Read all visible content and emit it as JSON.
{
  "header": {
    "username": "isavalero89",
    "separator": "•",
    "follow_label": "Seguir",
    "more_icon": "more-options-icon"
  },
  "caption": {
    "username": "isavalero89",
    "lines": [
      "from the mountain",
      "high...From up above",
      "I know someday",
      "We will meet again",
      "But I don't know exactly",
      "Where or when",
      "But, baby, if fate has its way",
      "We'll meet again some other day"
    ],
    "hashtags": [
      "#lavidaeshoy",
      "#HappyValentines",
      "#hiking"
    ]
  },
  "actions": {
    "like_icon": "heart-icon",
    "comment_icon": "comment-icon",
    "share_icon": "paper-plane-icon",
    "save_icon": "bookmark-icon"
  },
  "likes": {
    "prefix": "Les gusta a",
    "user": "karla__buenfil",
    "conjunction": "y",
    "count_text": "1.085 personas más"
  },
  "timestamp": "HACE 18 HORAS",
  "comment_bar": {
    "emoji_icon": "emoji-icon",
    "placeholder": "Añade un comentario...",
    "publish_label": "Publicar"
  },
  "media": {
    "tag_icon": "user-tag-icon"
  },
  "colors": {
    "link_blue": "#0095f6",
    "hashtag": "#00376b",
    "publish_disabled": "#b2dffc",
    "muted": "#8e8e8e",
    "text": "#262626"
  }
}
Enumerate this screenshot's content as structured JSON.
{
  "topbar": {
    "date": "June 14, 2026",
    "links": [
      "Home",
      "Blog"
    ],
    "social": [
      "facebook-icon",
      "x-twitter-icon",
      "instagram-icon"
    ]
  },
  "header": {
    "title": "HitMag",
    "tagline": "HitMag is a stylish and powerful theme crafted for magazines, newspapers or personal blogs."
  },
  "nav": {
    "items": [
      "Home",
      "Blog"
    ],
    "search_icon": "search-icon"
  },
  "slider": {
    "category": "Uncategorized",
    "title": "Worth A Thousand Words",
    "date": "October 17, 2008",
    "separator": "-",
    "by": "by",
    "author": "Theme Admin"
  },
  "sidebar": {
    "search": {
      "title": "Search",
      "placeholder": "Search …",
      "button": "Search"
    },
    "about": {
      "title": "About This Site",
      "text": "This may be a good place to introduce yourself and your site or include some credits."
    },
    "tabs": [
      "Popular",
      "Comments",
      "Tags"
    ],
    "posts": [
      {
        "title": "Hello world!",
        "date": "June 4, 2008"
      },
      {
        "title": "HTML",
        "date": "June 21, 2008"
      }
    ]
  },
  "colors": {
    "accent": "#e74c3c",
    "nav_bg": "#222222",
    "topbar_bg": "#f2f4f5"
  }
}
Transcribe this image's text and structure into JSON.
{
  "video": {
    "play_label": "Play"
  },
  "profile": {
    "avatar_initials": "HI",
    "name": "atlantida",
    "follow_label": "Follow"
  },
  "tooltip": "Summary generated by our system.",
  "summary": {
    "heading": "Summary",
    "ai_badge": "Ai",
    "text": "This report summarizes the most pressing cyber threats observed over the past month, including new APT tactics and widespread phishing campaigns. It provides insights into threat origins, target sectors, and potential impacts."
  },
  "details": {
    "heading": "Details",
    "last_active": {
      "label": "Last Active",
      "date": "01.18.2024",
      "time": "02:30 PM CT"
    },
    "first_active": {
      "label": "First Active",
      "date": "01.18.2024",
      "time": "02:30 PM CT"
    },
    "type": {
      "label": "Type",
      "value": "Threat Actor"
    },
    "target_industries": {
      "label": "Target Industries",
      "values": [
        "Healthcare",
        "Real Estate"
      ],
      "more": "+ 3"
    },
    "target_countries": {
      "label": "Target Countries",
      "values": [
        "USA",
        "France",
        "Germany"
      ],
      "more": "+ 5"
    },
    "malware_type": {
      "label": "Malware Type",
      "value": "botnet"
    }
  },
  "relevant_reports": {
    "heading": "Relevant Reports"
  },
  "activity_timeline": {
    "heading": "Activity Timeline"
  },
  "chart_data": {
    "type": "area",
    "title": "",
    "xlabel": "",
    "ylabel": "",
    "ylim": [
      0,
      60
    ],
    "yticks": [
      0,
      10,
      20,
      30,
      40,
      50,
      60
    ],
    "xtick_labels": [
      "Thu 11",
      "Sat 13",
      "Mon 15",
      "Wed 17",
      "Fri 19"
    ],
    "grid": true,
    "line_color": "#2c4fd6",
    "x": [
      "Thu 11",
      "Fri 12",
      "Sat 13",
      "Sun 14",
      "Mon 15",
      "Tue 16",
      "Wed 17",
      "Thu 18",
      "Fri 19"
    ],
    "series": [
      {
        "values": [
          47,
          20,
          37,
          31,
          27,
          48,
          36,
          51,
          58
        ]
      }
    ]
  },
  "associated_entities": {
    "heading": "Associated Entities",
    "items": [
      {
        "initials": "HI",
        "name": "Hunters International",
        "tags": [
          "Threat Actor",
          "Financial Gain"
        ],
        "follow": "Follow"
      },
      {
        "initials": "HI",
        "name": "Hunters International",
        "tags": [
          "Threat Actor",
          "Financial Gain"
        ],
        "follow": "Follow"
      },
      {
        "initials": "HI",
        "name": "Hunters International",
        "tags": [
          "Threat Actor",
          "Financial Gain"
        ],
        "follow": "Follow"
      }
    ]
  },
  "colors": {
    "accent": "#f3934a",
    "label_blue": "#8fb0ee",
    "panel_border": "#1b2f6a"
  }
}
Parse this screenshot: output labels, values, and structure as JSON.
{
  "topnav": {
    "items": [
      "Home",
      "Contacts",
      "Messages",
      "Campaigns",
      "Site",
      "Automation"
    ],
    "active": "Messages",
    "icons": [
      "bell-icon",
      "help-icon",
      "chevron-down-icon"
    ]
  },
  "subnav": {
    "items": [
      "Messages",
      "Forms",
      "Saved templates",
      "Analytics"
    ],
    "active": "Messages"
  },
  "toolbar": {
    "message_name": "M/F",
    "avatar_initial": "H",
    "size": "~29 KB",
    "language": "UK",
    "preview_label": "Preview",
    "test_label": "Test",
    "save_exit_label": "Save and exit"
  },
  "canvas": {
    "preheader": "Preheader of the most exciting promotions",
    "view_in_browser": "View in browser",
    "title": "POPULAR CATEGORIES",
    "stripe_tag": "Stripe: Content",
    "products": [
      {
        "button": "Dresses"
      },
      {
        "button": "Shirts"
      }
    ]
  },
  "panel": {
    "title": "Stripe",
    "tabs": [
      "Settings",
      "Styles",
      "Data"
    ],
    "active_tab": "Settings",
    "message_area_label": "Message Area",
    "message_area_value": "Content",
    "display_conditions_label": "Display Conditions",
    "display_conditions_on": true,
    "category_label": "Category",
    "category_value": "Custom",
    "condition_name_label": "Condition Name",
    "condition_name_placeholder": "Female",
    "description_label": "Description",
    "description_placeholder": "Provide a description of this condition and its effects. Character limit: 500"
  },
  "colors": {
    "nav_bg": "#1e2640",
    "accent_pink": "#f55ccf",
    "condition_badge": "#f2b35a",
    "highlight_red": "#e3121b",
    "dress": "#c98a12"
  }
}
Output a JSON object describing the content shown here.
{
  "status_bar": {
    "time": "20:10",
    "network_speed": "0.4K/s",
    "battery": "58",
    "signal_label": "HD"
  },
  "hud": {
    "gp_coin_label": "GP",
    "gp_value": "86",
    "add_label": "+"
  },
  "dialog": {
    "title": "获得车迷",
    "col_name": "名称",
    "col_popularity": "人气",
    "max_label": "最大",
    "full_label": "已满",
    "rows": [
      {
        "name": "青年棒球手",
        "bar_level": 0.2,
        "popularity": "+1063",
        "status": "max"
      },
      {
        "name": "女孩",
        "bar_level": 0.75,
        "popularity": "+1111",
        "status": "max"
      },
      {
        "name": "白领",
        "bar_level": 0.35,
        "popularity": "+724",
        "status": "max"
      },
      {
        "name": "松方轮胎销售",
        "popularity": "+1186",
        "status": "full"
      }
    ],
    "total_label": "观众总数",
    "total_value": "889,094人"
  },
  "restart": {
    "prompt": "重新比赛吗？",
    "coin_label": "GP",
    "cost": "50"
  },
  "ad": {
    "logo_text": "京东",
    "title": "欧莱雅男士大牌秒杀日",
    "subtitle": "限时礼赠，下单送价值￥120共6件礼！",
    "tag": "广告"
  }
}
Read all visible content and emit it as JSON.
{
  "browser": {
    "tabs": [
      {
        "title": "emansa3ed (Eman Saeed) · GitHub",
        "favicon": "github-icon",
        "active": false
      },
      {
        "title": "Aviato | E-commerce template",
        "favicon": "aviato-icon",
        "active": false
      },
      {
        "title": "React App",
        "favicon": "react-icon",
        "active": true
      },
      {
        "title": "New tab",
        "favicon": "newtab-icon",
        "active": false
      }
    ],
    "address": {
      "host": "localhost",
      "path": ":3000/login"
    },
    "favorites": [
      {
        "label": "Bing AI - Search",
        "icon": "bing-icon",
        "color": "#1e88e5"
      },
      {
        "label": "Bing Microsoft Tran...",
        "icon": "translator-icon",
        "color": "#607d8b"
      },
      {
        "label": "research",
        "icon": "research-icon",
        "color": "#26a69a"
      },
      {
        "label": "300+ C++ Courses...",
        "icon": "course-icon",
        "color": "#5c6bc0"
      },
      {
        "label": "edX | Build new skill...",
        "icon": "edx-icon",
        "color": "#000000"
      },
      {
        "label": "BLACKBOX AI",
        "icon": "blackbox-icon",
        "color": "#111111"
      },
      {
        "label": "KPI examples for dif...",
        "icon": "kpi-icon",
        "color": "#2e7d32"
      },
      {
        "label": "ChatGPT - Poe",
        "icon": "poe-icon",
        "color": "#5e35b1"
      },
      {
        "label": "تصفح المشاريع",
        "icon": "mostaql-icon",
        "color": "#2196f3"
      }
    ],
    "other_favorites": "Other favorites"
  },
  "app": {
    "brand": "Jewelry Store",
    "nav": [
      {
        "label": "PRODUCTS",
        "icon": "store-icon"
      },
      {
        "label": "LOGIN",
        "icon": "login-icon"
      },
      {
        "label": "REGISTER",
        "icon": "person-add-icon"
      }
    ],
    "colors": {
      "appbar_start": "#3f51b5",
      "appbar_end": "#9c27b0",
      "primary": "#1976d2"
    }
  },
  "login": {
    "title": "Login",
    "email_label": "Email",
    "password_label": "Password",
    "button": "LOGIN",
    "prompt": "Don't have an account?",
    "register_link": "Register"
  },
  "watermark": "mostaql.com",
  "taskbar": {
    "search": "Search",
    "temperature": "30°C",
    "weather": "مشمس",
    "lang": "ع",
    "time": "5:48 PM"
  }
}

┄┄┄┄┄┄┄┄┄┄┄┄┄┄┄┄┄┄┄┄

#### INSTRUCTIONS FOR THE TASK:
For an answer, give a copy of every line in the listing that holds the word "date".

#### OUTPUT OF THE EXERCISE:
    "date": "June 14, 2026",
    "date": "October 17, 2008",
        "date": "June 4, 2008"
        "date": "June 21, 2008"
      "date": "01.18.2024",
      "date": "01.18.2024",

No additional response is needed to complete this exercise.